**WHAT THE TASK REQUIRES:** Return the records below exactly; pictures stay out.

BEGIN

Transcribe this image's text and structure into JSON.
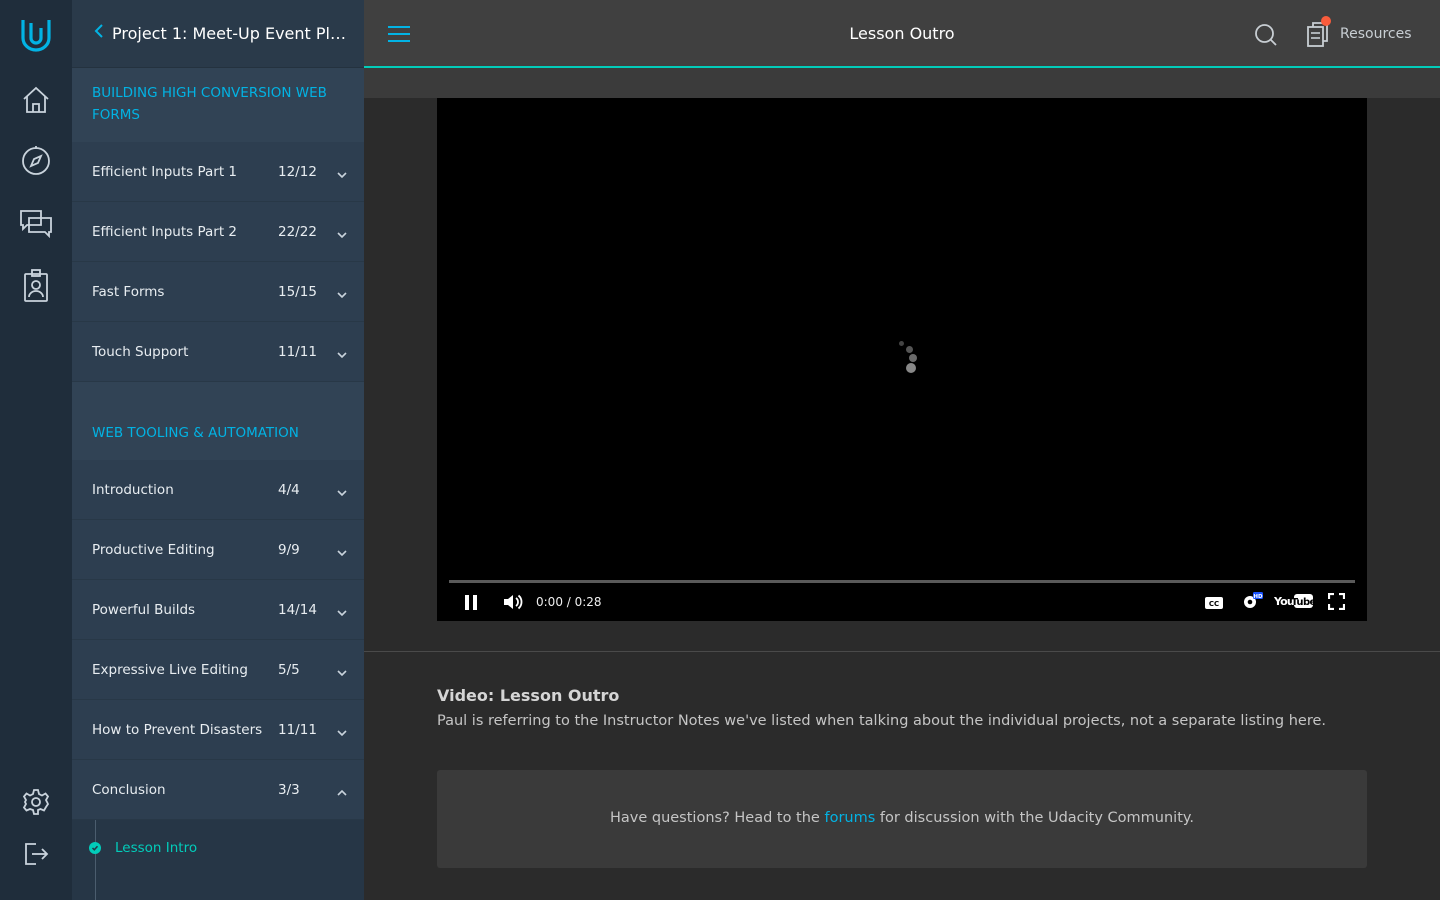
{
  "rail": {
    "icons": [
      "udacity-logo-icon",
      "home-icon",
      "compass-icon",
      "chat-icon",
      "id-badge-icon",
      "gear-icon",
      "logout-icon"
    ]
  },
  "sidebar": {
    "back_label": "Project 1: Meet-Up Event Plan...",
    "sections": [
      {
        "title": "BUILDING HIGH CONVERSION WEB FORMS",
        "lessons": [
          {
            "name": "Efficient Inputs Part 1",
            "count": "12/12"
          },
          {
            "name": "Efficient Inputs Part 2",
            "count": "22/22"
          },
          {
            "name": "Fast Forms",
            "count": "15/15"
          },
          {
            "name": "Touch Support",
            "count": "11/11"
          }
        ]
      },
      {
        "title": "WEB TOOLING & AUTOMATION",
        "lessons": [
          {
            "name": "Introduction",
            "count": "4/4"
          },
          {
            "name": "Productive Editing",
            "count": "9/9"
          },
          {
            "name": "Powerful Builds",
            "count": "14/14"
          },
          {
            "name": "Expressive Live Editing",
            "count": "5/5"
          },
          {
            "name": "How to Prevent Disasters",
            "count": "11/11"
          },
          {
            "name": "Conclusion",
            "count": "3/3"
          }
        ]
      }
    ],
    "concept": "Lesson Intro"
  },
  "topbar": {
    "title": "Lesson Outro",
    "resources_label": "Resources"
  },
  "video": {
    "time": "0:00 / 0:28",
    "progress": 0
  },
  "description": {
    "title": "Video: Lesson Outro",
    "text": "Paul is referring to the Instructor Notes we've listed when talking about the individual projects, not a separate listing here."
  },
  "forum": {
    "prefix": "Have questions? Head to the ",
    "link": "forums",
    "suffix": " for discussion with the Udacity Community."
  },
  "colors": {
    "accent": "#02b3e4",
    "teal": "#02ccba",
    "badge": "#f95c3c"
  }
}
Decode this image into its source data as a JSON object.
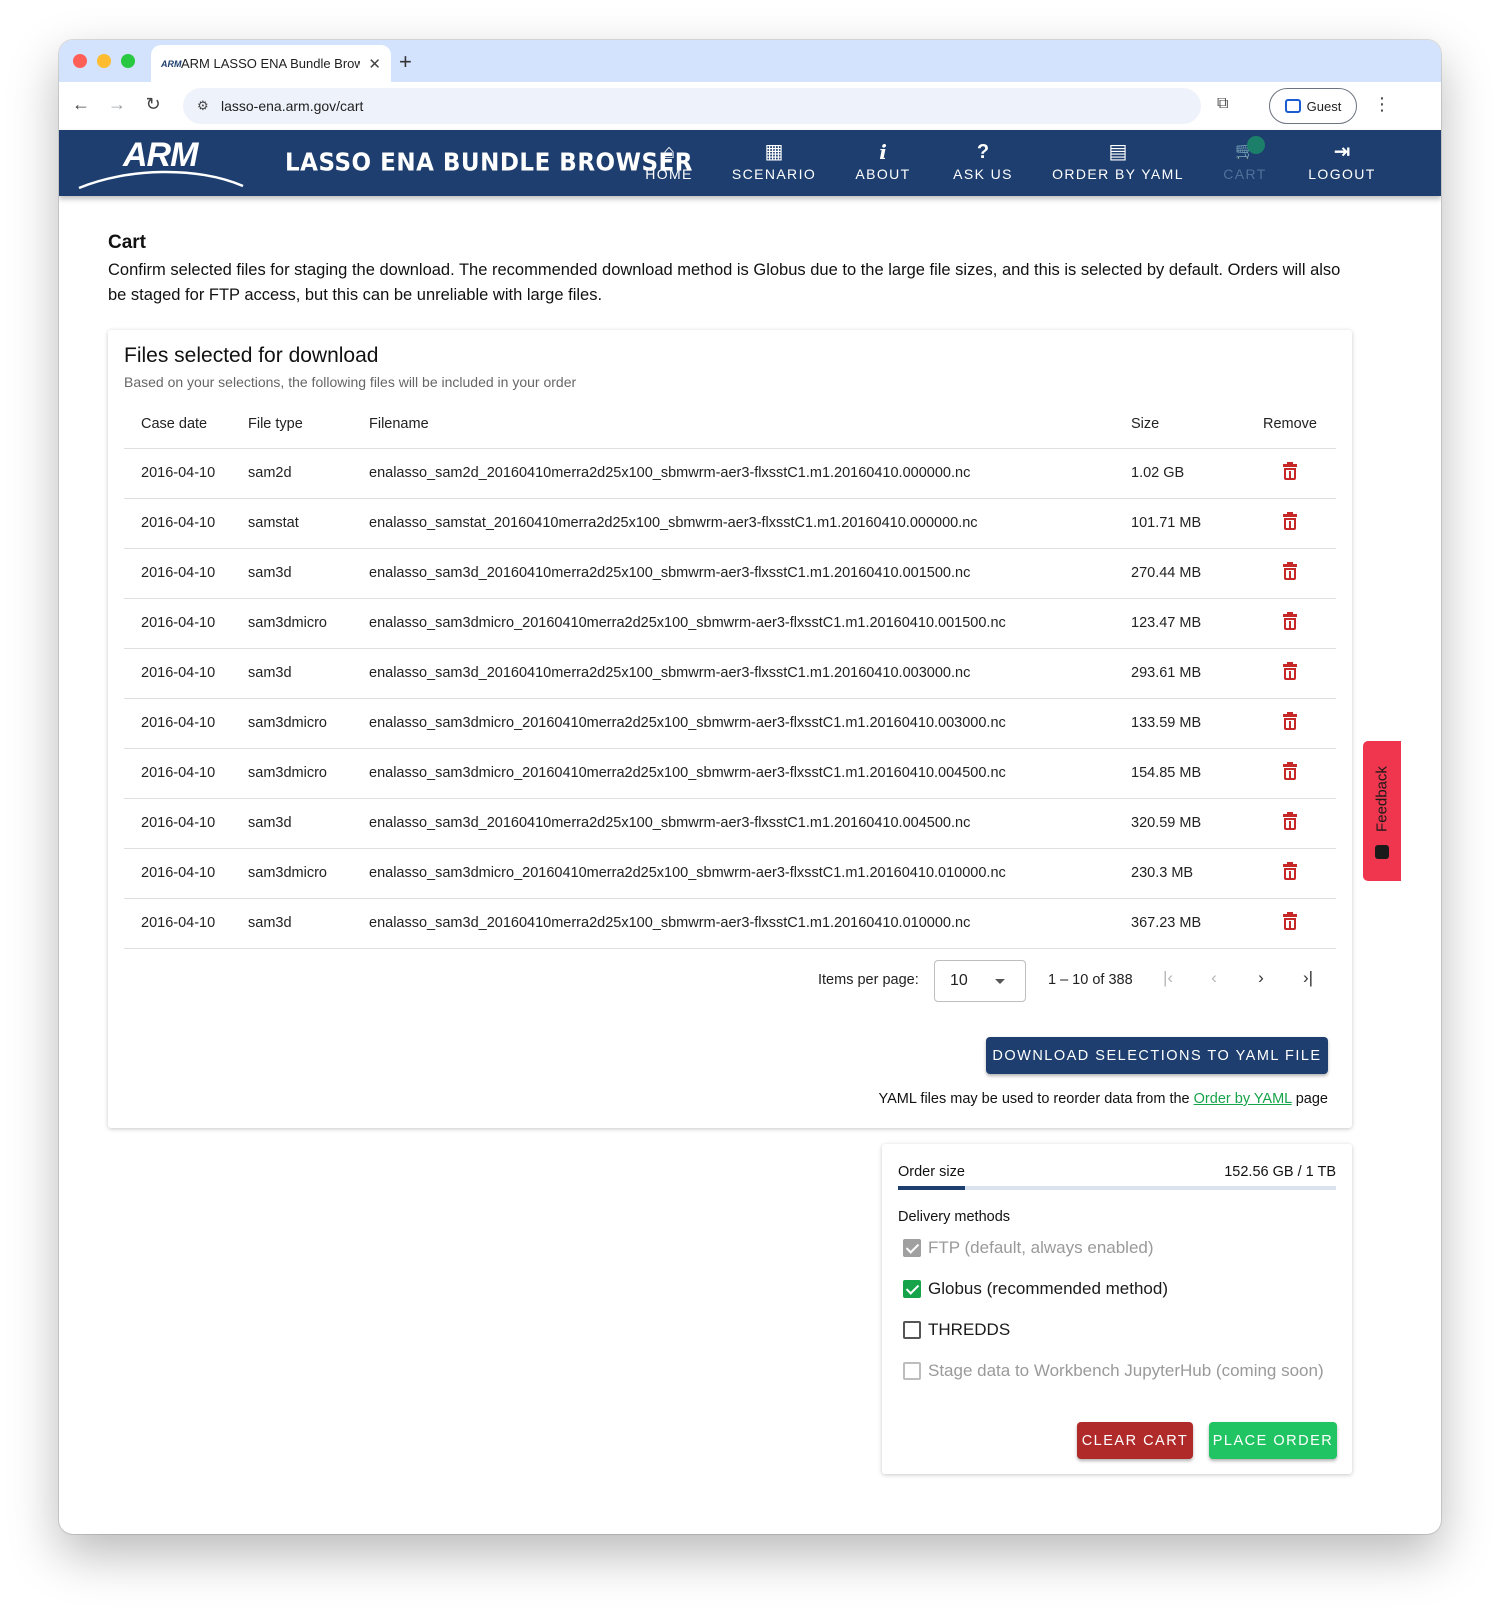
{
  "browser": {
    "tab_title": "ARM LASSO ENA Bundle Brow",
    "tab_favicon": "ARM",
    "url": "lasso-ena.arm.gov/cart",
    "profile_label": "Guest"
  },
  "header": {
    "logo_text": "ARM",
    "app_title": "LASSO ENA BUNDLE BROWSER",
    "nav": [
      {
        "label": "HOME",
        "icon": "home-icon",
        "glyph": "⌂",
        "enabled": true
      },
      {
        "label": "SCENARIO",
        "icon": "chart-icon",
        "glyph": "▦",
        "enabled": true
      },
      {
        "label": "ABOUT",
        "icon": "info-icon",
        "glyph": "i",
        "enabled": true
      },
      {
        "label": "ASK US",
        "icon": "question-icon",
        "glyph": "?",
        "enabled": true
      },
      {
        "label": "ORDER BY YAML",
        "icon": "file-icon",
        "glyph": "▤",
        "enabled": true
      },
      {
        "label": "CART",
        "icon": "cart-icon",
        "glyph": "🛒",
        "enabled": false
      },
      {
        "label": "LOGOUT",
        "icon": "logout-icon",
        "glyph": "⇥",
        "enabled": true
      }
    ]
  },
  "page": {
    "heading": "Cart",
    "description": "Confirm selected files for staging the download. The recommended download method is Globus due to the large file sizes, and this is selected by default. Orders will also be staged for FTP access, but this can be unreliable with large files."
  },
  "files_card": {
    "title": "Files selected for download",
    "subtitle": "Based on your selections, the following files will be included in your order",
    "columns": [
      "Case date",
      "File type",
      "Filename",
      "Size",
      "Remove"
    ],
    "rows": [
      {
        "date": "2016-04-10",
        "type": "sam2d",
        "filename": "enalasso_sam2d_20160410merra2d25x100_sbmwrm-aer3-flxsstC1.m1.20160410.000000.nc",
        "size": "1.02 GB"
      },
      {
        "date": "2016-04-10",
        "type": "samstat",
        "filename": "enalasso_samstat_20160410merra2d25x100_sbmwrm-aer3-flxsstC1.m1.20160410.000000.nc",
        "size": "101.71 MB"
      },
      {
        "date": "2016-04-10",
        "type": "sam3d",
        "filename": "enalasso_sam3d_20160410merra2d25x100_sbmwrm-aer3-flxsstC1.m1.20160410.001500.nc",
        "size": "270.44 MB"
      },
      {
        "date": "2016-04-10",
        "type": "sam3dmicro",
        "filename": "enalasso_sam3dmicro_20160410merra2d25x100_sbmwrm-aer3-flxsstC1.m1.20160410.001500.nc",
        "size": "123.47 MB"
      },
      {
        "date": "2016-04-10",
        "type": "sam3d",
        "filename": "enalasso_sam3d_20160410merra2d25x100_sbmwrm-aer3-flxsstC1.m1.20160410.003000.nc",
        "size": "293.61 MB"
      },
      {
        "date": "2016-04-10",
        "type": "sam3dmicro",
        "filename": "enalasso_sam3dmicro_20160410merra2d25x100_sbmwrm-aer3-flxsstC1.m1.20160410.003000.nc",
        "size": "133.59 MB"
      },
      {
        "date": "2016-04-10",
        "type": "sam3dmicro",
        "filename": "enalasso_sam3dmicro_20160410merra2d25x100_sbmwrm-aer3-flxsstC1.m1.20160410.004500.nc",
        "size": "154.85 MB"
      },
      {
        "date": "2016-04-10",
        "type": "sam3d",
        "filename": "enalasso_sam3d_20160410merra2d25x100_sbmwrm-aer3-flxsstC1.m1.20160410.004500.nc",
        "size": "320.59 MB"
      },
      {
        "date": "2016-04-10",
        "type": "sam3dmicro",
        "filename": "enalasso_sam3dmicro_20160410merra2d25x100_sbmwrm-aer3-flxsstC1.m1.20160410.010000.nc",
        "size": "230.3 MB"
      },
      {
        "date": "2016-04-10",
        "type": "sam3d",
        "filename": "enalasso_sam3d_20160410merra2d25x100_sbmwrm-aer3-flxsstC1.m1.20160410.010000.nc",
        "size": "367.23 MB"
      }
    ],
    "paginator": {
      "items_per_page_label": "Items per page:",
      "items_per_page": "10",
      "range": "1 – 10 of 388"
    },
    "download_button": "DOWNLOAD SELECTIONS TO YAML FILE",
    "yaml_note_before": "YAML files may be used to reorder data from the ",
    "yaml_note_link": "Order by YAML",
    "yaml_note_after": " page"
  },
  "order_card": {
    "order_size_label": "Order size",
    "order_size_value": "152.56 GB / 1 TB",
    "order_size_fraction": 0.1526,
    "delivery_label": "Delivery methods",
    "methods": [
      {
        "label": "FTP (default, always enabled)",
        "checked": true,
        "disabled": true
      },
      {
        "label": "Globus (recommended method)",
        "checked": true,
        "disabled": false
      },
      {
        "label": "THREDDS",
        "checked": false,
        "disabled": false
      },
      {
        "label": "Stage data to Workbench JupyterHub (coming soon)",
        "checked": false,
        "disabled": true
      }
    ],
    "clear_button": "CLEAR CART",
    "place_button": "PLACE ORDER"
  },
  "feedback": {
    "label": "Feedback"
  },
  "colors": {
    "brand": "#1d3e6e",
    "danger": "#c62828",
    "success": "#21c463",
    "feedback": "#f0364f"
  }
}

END

**SOLVED EXERCISE:**
Transcribe this image's text and structure into JSON.
{
  "rail": {
    "icons": [
      "udacity-logo-icon",
      "home-icon",
      "compass-icon",
      "chat-icon",
      "id-badge-icon",
      "gear-icon",
      "logout-icon"
    ]
  },
  "sidebar": {
    "back_label": "Project 1: Meet-Up Event Plan...",
    "sections": [
      {
        "title": "BUILDING HIGH CONVERSION WEB FORMS",
        "lessons": [
          {
            "name": "Efficient Inputs Part 1",
            "count": "12/12"
          },
          {
            "name": "Efficient Inputs Part 2",
            "count": "22/22"
          },
          {
            "name": "Fast Forms",
            "count": "15/15"
          },
          {
            "name": "Touch Support",
            "count": "11/11"
          }
        ]
      },
      {
        "title": "WEB TOOLING & AUTOMATION",
        "lessons": [
          {
            "name": "Introduction",
            "count": "4/4"
          },
          {
            "name": "Productive Editing",
            "count": "9/9"
          },
          {
            "name": "Powerful Builds",
            "count": "14/14"
          },
          {
            "name": "Expressive Live Editing",
            "count": "5/5"
          },
          {
            "name": "How to Prevent Disasters",
            "count": "11/11"
          },
          {
            "name": "Conclusion",
            "count": "3/3"
          }
        ]
      }
    ],
    "concept": "Lesson Intro"
  },
  "topbar": {
    "title": "Lesson Outro",
    "resources_label": "Resources"
  },
  "video": {
    "time": "0:00 / 0:28",
    "progress": 0
  },
  "description": {
    "title": "Video: Lesson Outro",
    "text": "Paul is referring to the Instructor Notes we've listed when talking about the individual projects, not a separate listing here."
  },
  "forum": {
    "prefix": "Have questions? Head to the ",
    "link": "forums",
    "suffix": " for discussion with the Udacity Community."
  },
  "colors": {
    "accent": "#02b3e4",
    "teal": "#02ccba",
    "badge": "#f95c3c"
  }
}
Decode this image into its source data as a JSON object.
{
  "browser": {
    "tab_title": "ARM LASSO ENA Bundle Brow",
    "tab_favicon": "ARM",
    "url": "lasso-ena.arm.gov/cart",
    "profile_label": "Guest"
  },
  "header": {
    "logo_text": "ARM",
    "app_title": "LASSO ENA BUNDLE BROWSER",
    "nav": [
      {
        "label": "HOME",
        "icon": "home-icon",
        "glyph": "⌂",
        "enabled": true
      },
      {
        "label": "SCENARIO",
        "icon": "chart-icon",
        "glyph": "▦",
        "enabled": true
      },
      {
        "label": "ABOUT",
        "icon": "info-icon",
        "glyph": "i",
        "enabled": true
      },
      {
        "label": "ASK US",
        "icon": "question-icon",
        "glyph": "?",
        "enabled": true
      },
      {
        "label": "ORDER BY YAML",
        "icon": "file-icon",
        "glyph": "▤",
        "enabled": true
      },
      {
        "label": "CART",
        "icon": "cart-icon",
        "glyph": "🛒",
        "enabled": false
      },
      {
        "label": "LOGOUT",
        "icon": "logout-icon",
        "glyph": "⇥",
        "enabled": true
      }
    ]
  },
  "page": {
    "heading": "Cart",
    "description": "Confirm selected files for staging the download. The recommended download method is Globus due to the large file sizes, and this is selected by default. Orders will also be staged for FTP access, but this can be unreliable with large files."
  },
  "files_card": {
    "title": "Files selected for download",
    "subtitle": "Based on your selections, the following files will be included in your order",
    "columns": [
      "Case date",
      "File type",
      "Filename",
      "Size",
      "Remove"
    ],
    "rows": [
      {
        "date": "2016-04-10",
        "type": "sam2d",
        "filename": "enalasso_sam2d_20160410merra2d25x100_sbmwrm-aer3-flxsstC1.m1.20160410.000000.nc",
        "size": "1.02 GB"
      },
      {
        "date": "2016-04-10",
        "type": "samstat",
        "filename": "enalasso_samstat_20160410merra2d25x100_sbmwrm-aer3-flxsstC1.m1.20160410.000000.nc",
        "size": "101.71 MB"
      },
      {
        "date": "2016-04-10",
        "type": "sam3d",
        "filename": "enalasso_sam3d_20160410merra2d25x100_sbmwrm-aer3-flxsstC1.m1.20160410.001500.nc",
        "size": "270.44 MB"
      },
      {
        "date": "2016-04-10",
        "type": "sam3dmicro",
        "filename": "enalasso_sam3dmicro_20160410merra2d25x100_sbmwrm-aer3-flxsstC1.m1.20160410.001500.nc",
        "size": "123.47 MB"
      },
      {
        "date": "2016-04-10",
        "type": "sam3d",
        "filename": "enalasso_sam3d_20160410merra2d25x100_sbmwrm-aer3-flxsstC1.m1.20160410.003000.nc",
        "size": "293.61 MB"
      },
      {
        "date": "2016-04-10",
        "type": "sam3dmicro",
        "filename": "enalasso_sam3dmicro_20160410merra2d25x100_sbmwrm-aer3-flxsstC1.m1.20160410.003000.nc",
        "size": "133.59 MB"
      },
      {
        "date": "2016-04-10",
        "type": "sam3dmicro",
        "filename": "enalasso_sam3dmicro_20160410merra2d25x100_sbmwrm-aer3-flxsstC1.m1.20160410.004500.nc",
        "size": "154.85 MB"
      },
      {
        "date": "2016-04-10",
        "type": "sam3d",
        "filename": "enalasso_sam3d_20160410merra2d25x100_sbmwrm-aer3-flxsstC1.m1.20160410.004500.nc",
        "size": "320.59 MB"
      },
      {
        "date": "2016-04-10",
        "type": "sam3dmicro",
        "filename": "enalasso_sam3dmicro_20160410merra2d25x100_sbmwrm-aer3-flxsstC1.m1.20160410.010000.nc",
        "size": "230.3 MB"
      },
      {
        "date": "2016-04-10",
        "type": "sam3d",
        "filename": "enalasso_sam3d_20160410merra2d25x100_sbmwrm-aer3-flxsstC1.m1.20160410.010000.nc",
        "size": "367.23 MB"
      }
    ],
    "paginator": {
      "items_per_page_label": "Items per page:",
      "items_per_page": "10",
      "range": "1 – 10 of 388"
    },
    "download_button": "DOWNLOAD SELECTIONS TO YAML FILE",
    "yaml_note_before": "YAML files may be used to reorder data from the ",
    "yaml_note_link": "Order by YAML",
    "yaml_note_after": " page"
  },
  "order_card": {
    "order_size_label": "Order size",
    "order_size_value": "152.56 GB / 1 TB",
    "order_size_fraction": 0.1526,
    "delivery_label": "Delivery methods",
    "methods": [
      {
        "label": "FTP (default, always enabled)",
        "checked": true,
        "disabled": true
      },
      {
        "label": "Globus (recommended method)",
        "checked": true,
        "disabled": false
      },
      {
        "label": "THREDDS",
        "checked": false,
        "disabled": false
      },
      {
        "label": "Stage data to Workbench JupyterHub (coming soon)",
        "checked": false,
        "disabled": true
      }
    ],
    "clear_button": "CLEAR CART",
    "place_button": "PLACE ORDER"
  },
  "feedback": {
    "label": "Feedback"
  },
  "colors": {
    "brand": "#1d3e6e",
    "danger": "#c62828",
    "success": "#21c463",
    "feedback": "#f0364f"
  }
}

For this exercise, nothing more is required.